- What you will do:
Identify all lines of the data containing the string "Management" and copy them.

Start of Supplied data

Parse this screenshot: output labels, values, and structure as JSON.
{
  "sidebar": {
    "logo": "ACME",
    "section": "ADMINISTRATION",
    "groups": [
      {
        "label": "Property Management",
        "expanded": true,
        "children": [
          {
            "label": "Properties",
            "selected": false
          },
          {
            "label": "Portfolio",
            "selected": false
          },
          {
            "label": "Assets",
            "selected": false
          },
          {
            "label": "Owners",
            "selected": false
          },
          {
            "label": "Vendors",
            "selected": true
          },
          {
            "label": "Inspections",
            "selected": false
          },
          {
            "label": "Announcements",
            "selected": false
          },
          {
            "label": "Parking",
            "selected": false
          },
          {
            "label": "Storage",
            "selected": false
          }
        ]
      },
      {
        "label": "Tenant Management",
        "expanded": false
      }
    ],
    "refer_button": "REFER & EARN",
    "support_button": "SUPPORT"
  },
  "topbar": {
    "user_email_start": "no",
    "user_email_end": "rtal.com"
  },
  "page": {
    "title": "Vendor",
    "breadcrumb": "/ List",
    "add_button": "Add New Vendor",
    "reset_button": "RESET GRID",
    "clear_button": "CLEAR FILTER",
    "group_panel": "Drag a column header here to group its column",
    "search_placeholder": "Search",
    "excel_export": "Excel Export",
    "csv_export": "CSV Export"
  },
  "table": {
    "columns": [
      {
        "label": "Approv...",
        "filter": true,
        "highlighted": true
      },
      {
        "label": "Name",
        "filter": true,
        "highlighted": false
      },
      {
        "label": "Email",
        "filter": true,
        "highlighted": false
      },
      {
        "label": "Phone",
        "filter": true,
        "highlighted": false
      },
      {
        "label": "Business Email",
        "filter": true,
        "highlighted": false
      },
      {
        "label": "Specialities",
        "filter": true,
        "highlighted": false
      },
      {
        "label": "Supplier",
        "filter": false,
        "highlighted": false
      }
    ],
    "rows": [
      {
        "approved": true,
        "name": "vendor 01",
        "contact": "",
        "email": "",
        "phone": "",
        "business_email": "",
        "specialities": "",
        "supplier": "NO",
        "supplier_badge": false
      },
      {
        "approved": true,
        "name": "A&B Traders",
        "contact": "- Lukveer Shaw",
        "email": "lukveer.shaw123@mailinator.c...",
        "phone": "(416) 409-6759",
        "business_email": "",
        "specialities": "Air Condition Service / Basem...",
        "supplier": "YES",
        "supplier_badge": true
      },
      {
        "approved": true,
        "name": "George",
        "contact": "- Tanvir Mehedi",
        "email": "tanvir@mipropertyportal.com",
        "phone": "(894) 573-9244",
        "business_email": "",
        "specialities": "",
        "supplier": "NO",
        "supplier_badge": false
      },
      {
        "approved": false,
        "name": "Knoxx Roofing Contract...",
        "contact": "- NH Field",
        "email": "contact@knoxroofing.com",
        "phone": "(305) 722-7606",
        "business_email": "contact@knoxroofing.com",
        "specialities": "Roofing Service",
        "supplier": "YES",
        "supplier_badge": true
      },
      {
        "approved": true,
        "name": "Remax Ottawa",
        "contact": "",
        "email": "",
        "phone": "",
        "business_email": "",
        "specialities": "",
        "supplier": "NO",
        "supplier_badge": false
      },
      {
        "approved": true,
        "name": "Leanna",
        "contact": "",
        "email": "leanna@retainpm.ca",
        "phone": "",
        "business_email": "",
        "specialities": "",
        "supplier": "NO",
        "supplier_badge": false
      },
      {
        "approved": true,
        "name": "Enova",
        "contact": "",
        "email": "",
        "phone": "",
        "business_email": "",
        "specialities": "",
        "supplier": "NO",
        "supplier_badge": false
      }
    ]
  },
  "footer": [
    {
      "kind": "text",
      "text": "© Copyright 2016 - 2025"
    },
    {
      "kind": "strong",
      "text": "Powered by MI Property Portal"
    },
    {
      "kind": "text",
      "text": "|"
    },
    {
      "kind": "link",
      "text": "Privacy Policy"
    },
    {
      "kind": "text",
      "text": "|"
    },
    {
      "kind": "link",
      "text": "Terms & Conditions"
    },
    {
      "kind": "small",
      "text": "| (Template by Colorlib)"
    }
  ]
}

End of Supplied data

- Result of this exercise:
        "label": "Property Management",
        "label": "Tenant Management",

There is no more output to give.